THE balancing act between rowing and studying is not always easy but Maidenhead’s Izzie Bird would not have it any other way.

Studying A-Levels alongside a pursuit of elite sport has tested the 18-year-old at times but, with the Olympic ambitions on her mind, the rower is keen not to rush too far ahead of her plans.

Instead, the talented teenager is taking each stroke as it comes, with a chance of representing her country far from out of the water should her promising form continue.

“I think my studies actually help rowing," said Bird of Henley Rowing Club. "People don’t normally say that but because it pressures you for time, it means you use it more wisely, which I prefer.

“I was really tall and big, and people were telling me to give rowing a go. I did and I actually really enjoyed it.

“Rowing is quite a late sport, most people don’t go to the Olympics until they’re at least 26, so I’m still progressing. I got to the final of the Henley Royal Final – the biggest regatta in rowing – which was pretty impressive for me and the team.

“This summer, I’m hoping to represent the Great Britain team again internationally – that would be great.

“In the longer term, I’d definitely like to represent the Under 23s, but I might take a year out just because it’s been so intense with the A–Levels and exams. I might take a year out next year and then hopefully come back as a senior and do some World Cups.”

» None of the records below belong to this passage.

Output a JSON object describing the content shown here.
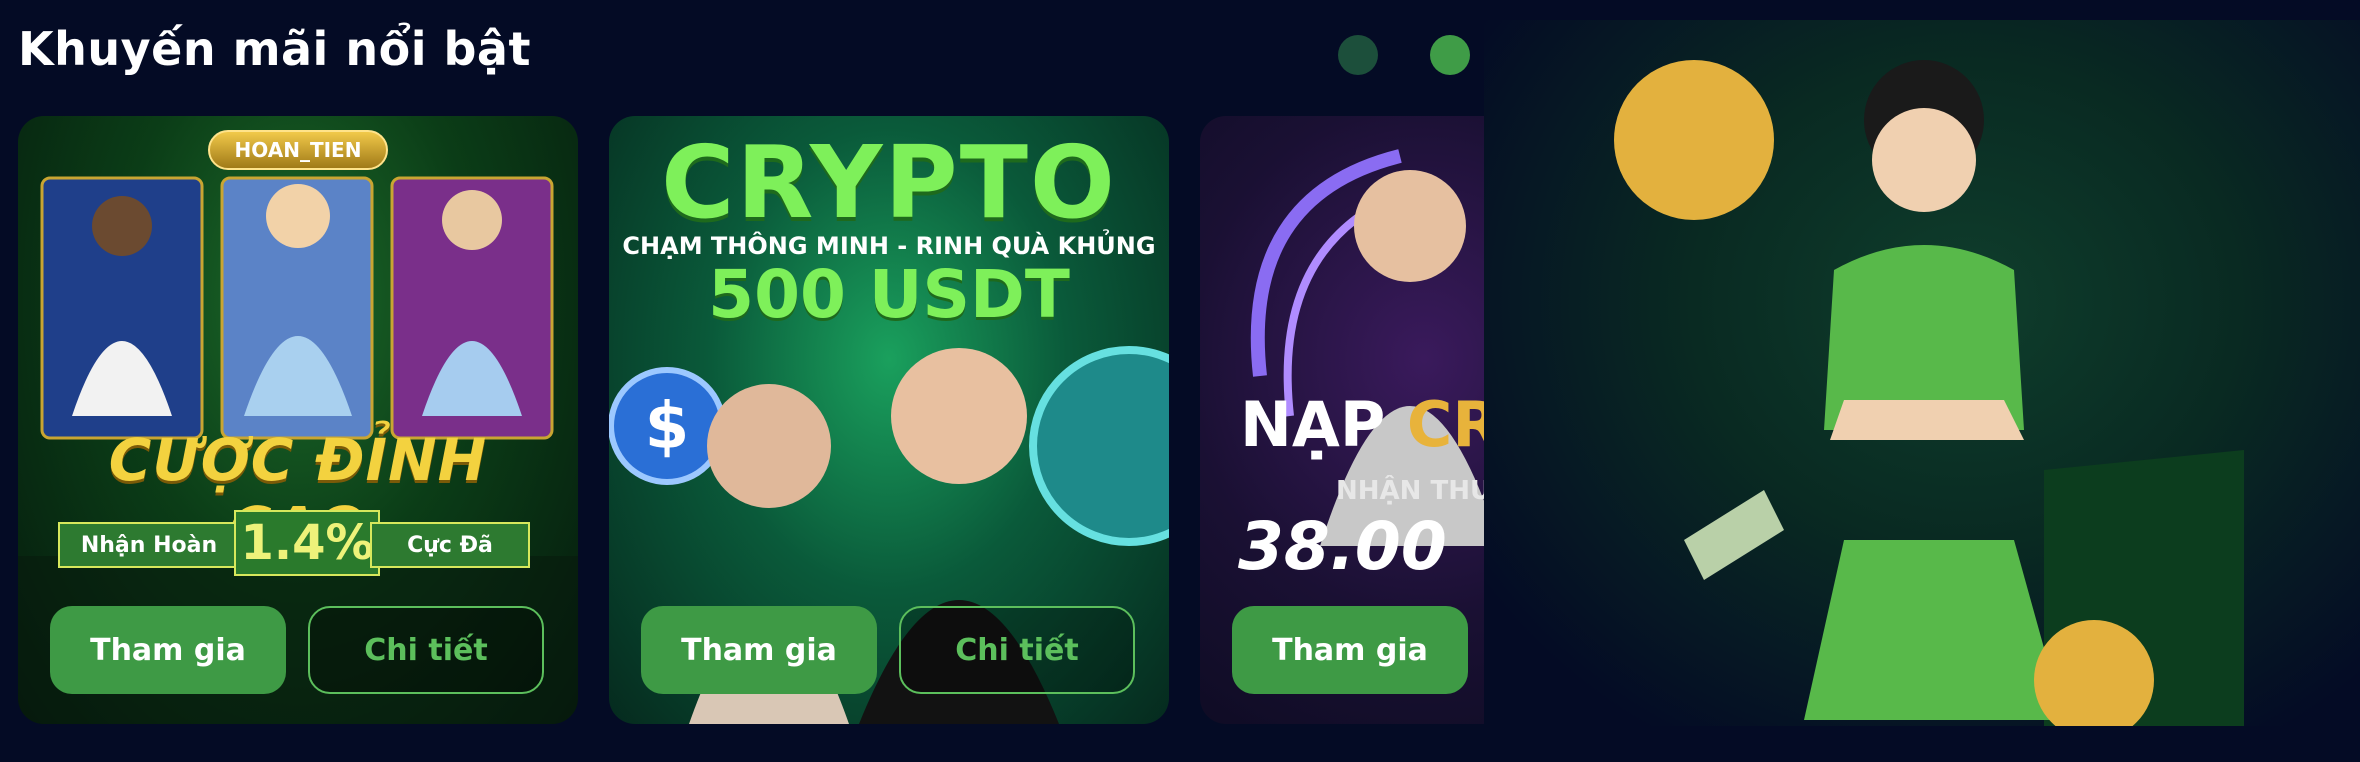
{
  "section": {
    "title": "Khuyến mãi nổi bật"
  },
  "carousel_nav": {
    "prev_icon": "chevron-left-icon",
    "next_icon": "chevron-right-icon"
  },
  "cards": [
    {
      "badge": "HOAN_TIEN",
      "headline": "CƯỢC ĐỈNH CAO",
      "left_pill": "Nhận Hoàn",
      "percent": "1.4%",
      "right_pill": "Cực Đã",
      "join_label": "Tham gia",
      "detail_label": "Chi tiết"
    },
    {
      "title": "CRYPTO",
      "subtitle": "CHẠM THÔNG MINH - RINH QUÀ KHỦNG",
      "amount": "500 USDT",
      "join_label": "Tham gia",
      "detail_label": "Chi tiết"
    },
    {
      "line1_prefix": "NẠP ",
      "line1_highlight": "CR",
      "line2": "NHẬN THƯ",
      "line3": "38.00",
      "join_label": "Tham gia"
    }
  ],
  "colors": {
    "background": "#040b25",
    "accent": "#3e9a45",
    "accent_light": "#5cbf5c"
  }
}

Bird was speaking at a SportsAid workshop being hosted in partnership with GVC – the multi-national sports betting and gaming group – at the Lee Valley VeloPark in London.

GVC are supporting 50 athletes across 33 sports, with each one receiving a financial award and personal development opportunities through SportsAid, including support around nutrition, mentoring and media training.

Olympian Leon Taylor and Paralympian Millie Knight, who are both SportsAid alumni, were also on hand at the workshop to share their experiences of elite level sport.

Taylor, who delivered a mentoring session, said: “I’ve been involved with SportsAid for many years as an ambassador and it started when I received a SportsAid award as a young athlete.

“I really know how much of a difference getting that recognition can make. I’m supporting the cause now as a retired athlete because I know what the journey is like.”